Rising home prices are again eroding affordability and the demand that welled up last winter during the height of the financial crisis is now largely expended. This means the pace of home sales recorded this autumn will likely moderate over the coming months. However, despite some moderation in consumer demand, home sales in Greater Vancouver are expected to remain relatively strong through 2010.
The information contained in this report has been drawn from sources believed to be reliable, but the accuracy or completeness of the information is not guaranteed, nor in providing it does the British Columbia Real Estate Association assume any responsibility or liability.
After posting an estimated 41 per cent increase to 35,500 units this year, home sales are forecast rise an additional 5 per cent to 37,100 units in 2010, well above the ten-year average of 33,000 units.
The annual average MLS® residential sales price in Greater Vancouver is estimated to decline 1 per cent to $586,000 this year.
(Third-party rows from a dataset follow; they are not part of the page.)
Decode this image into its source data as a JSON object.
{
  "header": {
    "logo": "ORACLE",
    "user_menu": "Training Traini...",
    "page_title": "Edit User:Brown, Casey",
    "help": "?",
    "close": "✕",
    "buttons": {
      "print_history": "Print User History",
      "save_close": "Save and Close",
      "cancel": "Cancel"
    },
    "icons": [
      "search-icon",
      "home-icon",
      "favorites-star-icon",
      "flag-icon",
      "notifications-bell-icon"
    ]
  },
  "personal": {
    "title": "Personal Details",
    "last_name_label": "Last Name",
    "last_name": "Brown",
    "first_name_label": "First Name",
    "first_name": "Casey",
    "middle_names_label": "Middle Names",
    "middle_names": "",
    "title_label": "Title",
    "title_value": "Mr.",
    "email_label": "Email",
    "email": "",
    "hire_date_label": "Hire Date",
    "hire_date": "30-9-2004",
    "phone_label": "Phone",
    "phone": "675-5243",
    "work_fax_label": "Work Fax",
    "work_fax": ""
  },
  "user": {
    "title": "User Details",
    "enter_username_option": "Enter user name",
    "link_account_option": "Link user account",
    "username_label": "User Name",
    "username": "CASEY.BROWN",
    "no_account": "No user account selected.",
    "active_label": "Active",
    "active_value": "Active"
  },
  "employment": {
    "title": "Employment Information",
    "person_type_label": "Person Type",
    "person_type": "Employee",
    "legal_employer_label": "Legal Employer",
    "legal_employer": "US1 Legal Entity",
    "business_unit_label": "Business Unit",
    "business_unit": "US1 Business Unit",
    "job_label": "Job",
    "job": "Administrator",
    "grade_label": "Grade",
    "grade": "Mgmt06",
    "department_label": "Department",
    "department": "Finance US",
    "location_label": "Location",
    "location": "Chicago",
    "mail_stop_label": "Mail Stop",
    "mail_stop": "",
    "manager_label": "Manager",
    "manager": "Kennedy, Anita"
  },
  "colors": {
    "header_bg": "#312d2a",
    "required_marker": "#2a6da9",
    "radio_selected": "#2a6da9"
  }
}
This reflects the cyclical low recorded early in the year and the recent price acceleration. The average annual price is forecast to rise 6 per cent to $620,000 in 2010.
However, much of the increase will have occurred by the end of this year, with greater stability in home prices expected next year.
Housing starts in the Vancouver Census Metropolitan Area are estimated to fall to their lowest in more than four decades this year. A sharp decline in units under construction and inventory levels that peaked at a relatively low level is setting the stage for home builders to ramp up production in 2010. The lag between conception and completion of new housing may create a period of under-supply in the new home market. This condition will help underpin price levels in both the new and resale markets in Greater Vancouver.